What you need to do ▸ The output should be all lines of the entries below in which the word "label" occurs.

Data records for software interfaces
Segment Open

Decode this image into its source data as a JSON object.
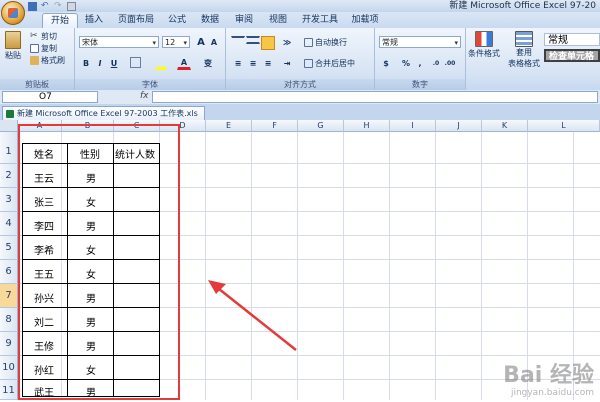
{
  "window": {
    "title": "新建 Microsoft Office Excel 97-20",
    "office_button": "office-button"
  },
  "tabs": [
    "开始",
    "插入",
    "页面布局",
    "公式",
    "数据",
    "审阅",
    "视图",
    "开发工具",
    "加载项"
  ],
  "active_tab": "开始",
  "ribbon": {
    "clipboard": {
      "label": "剪贴板",
      "paste": "粘贴",
      "cut": "剪切",
      "copy": "复制",
      "format_painter": "格式刷"
    },
    "font": {
      "label": "字体",
      "font_name": "宋体",
      "font_size": "12",
      "grow": "A",
      "shrink": "A",
      "bold": "B",
      "italic": "I",
      "underline": "U",
      "text_color_glyph": "A",
      "wen": "变"
    },
    "alignment": {
      "label": "对齐方式",
      "wrap_text": "自动换行",
      "merge_center": "合并后居中"
    },
    "number": {
      "label": "数字",
      "format": "常规",
      "percent": "%",
      "comma": ","
    },
    "styles": {
      "conditional": "条件格式",
      "table": "套用",
      "table2": "表格格式",
      "normal_style": "常规",
      "check_cell": "检查单元格"
    }
  },
  "formula_bar": {
    "name_box": "O7",
    "fx": "fx",
    "formula": ""
  },
  "workbook_tab": "新建 Microsoft Office Excel 97-2003 工作表.xls",
  "columns": [
    "A",
    "B",
    "C",
    "D",
    "E",
    "F",
    "G",
    "H",
    "I",
    "J",
    "K",
    "L"
  ],
  "rows": [
    "1",
    "2",
    "3",
    "4",
    "5",
    "6",
    "7",
    "8",
    "9",
    "10",
    "11"
  ],
  "selected_row": "7",
  "table": {
    "headers": [
      "姓名",
      "性别",
      "统计人数"
    ],
    "data": [
      [
        "王云",
        "男"
      ],
      [
        "张三",
        "女"
      ],
      [
        "李四",
        "男"
      ],
      [
        "李希",
        "女"
      ],
      [
        "王五",
        "女"
      ],
      [
        "孙兴",
        "男"
      ],
      [
        "刘二",
        "男"
      ],
      [
        "王修",
        "男"
      ],
      [
        "孙红",
        "女"
      ],
      [
        "武王",
        "男"
      ]
    ]
  },
  "watermark": {
    "brand": "Bai 经验",
    "url": "jingyan.baidu.com"
  },
  "colors": {
    "accent_red": "#e33b3b",
    "ribbon_blue": "#c9daf0"
  }
}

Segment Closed

Result of the exercise ▸
      "label": "剪贴板",
      "label": "字体",
      "label": "对齐方式",
      "label": "数字",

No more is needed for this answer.